On Sunday, March 25, 2001, The Professor and the Madman celebrated its fifty-second week on The New York Times paperback best-seller list. The book had previously enjoyed twenty-seven weeks on the hardcover best-seller list. It has sold 250,000 copies in hardcover, and is currently in its twenty-seventh printing; 440,000 paperback copies have been sold, with nineteen printings. To date, sales worldwide total about 800,000.

Winchester believes that the book's unexpected success—unexpected by Winchester as much as by anyone else—suggests something that book publishers and magazine editors should note. "It shows, I think, that there is deep, deep down—but underserved for a long time—an eagerness for real stories, real narratives, about rich and interesting things," he says. "We—writers, editors—just ignored this, bypassed this. Now we are tapping into it again."

We are. In this issue The Atlantic Monthly offers the first in its new "Centerpiece" series. Centerpieces will appear as quarterly special sections, each one showcasing a long nonfiction narrative. The intention is to build a home in our magazine for the best and most ambitious in nonfiction narrative writing, and the emphasis here is on the word "narrative." Like Winchester, we are betting that our readers feel an eagerness for real stories about rich and interesting things.

As it happens, the first of those stories is by Simon Winchester. It is a further chapter in the long, great narrative of language and the joy of language. More precisely, it is the story of a remarkable polymath and his remarkable invention—an invention, Winchester argues, that had a profound and ultimately lamentable effect on the way we perceive and use language.

As Winchester reports, more than 30 million copies of Peter Mark Roget's Thesaurus of English Words and Phrases have been sold since the book was first published, in London, in May of 1852. In the world of the word the thesaurus, like the dictionary, was an epochal event; there is Before Roget and there is After Roget, and the eras are tremendously different.

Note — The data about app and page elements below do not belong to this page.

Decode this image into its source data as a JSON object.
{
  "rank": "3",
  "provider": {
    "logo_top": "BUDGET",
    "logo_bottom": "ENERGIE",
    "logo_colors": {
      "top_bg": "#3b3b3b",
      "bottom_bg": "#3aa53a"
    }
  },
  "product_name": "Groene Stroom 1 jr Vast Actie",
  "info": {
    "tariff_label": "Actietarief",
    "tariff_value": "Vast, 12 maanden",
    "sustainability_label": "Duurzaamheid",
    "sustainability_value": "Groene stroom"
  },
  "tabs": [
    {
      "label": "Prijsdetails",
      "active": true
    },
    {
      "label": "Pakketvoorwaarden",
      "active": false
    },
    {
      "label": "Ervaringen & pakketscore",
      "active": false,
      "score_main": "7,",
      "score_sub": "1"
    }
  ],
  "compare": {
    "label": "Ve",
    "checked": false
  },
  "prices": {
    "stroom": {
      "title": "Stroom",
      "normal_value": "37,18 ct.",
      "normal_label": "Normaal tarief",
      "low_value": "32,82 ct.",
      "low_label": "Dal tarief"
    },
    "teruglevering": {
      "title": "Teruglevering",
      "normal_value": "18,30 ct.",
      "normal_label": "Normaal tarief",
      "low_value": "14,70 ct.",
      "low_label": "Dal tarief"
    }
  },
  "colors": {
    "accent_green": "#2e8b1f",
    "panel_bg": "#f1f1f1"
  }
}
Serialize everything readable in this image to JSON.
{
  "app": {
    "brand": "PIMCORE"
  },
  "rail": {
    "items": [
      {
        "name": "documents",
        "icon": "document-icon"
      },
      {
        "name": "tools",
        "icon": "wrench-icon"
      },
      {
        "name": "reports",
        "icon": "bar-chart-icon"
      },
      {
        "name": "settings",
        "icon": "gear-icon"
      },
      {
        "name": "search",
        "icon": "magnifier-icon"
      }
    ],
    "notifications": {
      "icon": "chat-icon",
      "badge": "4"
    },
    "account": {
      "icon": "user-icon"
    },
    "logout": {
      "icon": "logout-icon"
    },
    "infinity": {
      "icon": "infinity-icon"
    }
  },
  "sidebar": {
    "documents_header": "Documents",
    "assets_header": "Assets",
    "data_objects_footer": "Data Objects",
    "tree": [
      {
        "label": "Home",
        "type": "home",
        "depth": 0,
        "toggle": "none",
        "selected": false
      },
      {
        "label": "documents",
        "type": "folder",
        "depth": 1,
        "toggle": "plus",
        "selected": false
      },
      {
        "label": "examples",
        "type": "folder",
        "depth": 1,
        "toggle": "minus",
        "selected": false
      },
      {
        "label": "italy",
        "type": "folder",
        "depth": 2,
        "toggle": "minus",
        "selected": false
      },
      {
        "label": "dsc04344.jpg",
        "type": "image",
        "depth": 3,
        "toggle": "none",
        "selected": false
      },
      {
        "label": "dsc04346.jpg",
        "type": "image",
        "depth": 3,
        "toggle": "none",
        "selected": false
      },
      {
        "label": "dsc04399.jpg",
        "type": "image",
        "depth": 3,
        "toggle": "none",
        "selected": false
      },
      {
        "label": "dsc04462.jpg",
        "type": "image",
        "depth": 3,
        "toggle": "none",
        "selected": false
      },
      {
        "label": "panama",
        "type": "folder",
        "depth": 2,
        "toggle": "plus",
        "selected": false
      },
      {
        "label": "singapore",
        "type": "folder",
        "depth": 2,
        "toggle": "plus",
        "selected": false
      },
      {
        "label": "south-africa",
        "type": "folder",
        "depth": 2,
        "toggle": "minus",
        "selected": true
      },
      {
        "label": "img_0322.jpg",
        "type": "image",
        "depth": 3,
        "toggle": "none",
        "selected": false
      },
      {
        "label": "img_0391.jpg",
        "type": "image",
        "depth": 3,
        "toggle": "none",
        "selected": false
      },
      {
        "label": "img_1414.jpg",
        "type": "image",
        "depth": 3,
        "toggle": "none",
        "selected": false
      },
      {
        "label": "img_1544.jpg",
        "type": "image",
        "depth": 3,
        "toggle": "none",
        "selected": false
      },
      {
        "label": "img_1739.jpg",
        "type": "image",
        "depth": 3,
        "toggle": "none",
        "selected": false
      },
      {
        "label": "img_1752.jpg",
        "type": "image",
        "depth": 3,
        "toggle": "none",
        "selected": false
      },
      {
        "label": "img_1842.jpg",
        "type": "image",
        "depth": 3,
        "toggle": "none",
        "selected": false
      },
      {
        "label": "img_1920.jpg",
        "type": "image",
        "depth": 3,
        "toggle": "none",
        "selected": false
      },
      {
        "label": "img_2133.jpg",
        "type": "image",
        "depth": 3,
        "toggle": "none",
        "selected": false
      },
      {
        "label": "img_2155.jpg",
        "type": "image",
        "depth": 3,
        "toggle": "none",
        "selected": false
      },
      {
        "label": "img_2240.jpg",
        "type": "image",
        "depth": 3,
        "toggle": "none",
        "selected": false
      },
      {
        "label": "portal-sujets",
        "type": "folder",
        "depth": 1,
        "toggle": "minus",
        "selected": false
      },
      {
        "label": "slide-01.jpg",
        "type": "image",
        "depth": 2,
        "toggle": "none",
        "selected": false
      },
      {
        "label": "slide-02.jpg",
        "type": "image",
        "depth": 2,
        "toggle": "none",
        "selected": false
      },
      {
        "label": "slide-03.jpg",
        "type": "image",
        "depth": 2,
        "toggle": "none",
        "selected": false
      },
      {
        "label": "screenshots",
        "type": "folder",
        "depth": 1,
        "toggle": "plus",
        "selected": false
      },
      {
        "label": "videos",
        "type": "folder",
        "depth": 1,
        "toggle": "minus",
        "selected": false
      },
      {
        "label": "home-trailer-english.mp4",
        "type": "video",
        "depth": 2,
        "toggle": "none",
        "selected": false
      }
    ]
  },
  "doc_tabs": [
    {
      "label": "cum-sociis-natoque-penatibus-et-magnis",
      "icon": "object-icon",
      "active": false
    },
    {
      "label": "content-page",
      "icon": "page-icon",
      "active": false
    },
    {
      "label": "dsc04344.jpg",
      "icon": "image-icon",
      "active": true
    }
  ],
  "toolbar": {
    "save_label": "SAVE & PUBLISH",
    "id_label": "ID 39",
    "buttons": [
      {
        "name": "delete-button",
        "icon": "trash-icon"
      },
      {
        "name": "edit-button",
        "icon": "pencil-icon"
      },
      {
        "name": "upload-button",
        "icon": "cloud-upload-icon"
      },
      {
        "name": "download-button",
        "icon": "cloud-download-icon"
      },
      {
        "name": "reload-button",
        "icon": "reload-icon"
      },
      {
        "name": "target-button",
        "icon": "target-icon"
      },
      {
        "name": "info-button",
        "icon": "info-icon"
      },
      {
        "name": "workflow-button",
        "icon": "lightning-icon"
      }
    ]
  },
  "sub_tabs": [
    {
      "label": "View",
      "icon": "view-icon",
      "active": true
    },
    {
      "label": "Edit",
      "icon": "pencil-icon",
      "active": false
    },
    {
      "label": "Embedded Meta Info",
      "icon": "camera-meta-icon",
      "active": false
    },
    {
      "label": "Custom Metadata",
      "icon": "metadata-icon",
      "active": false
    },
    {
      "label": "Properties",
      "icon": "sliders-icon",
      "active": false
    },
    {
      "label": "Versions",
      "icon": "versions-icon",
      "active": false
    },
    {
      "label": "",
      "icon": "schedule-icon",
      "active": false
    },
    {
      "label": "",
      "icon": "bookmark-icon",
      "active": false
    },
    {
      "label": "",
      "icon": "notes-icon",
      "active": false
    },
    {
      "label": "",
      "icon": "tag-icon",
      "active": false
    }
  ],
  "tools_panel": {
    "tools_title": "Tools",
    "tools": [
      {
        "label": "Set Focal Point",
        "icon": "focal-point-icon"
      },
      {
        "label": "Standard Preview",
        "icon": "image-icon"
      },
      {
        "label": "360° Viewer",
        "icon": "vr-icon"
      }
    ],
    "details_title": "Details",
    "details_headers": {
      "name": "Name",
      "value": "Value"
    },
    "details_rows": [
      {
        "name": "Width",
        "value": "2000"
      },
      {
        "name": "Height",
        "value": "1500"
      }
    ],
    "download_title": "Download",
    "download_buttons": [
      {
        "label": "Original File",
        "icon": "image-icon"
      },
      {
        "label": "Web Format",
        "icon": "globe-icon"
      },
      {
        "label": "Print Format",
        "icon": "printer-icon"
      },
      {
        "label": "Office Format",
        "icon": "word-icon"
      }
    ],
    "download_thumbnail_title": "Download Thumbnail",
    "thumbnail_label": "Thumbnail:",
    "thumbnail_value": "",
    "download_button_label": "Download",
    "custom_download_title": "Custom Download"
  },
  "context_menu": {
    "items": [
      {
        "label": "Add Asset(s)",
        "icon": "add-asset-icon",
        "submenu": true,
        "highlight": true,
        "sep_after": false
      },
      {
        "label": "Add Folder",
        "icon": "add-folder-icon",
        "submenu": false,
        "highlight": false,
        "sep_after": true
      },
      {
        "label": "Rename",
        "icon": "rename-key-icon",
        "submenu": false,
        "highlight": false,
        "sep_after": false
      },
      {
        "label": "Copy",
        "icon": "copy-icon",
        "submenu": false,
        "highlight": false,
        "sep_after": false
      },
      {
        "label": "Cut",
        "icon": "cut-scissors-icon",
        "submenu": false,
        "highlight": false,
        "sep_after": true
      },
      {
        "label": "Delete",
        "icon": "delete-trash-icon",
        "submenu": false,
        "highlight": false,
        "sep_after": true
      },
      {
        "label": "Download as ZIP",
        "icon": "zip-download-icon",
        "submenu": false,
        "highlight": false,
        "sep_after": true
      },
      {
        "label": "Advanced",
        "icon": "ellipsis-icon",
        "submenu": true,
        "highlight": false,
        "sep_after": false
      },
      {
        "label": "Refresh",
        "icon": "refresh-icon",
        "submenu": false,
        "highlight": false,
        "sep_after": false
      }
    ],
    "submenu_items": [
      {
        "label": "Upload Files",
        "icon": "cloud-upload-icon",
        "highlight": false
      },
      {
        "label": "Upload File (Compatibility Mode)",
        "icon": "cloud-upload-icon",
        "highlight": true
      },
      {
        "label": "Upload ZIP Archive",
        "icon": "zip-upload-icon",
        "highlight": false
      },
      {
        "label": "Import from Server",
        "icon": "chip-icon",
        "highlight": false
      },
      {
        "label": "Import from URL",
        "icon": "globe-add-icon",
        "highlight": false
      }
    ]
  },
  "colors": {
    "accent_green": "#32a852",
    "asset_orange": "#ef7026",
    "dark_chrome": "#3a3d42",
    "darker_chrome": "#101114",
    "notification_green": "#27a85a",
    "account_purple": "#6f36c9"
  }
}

In Winchester's view, this difference is largely malign, although not purposely so. Roget did not set out with his thesaurus to visit destruction upon a vulnerable language; it was more a sort of accidental catastrophe of being—rather like the European devastation through disease of the natives of the Americas. Roget changed the way we think about words, and this change, Winchester shows, is a great deal more reaching in its effects than we realize. Reaching, he says, and wrecking: Roget made us more or less permanently lazy about language; he taught us, essentially, to elide the distinctions between words, and distinctions are, in the end, what words are all about.

This is an argument that is sure to win critics. Winchester says he is looking forward to being pummeled in the Letters column and to defending himself "in the usual feeble, pathetic way of authors." In the meantime, whether they agree or disagree with his thesis, readers will, I hope, enjoy a real story about a rich and interesting thing.

—Michael Kelly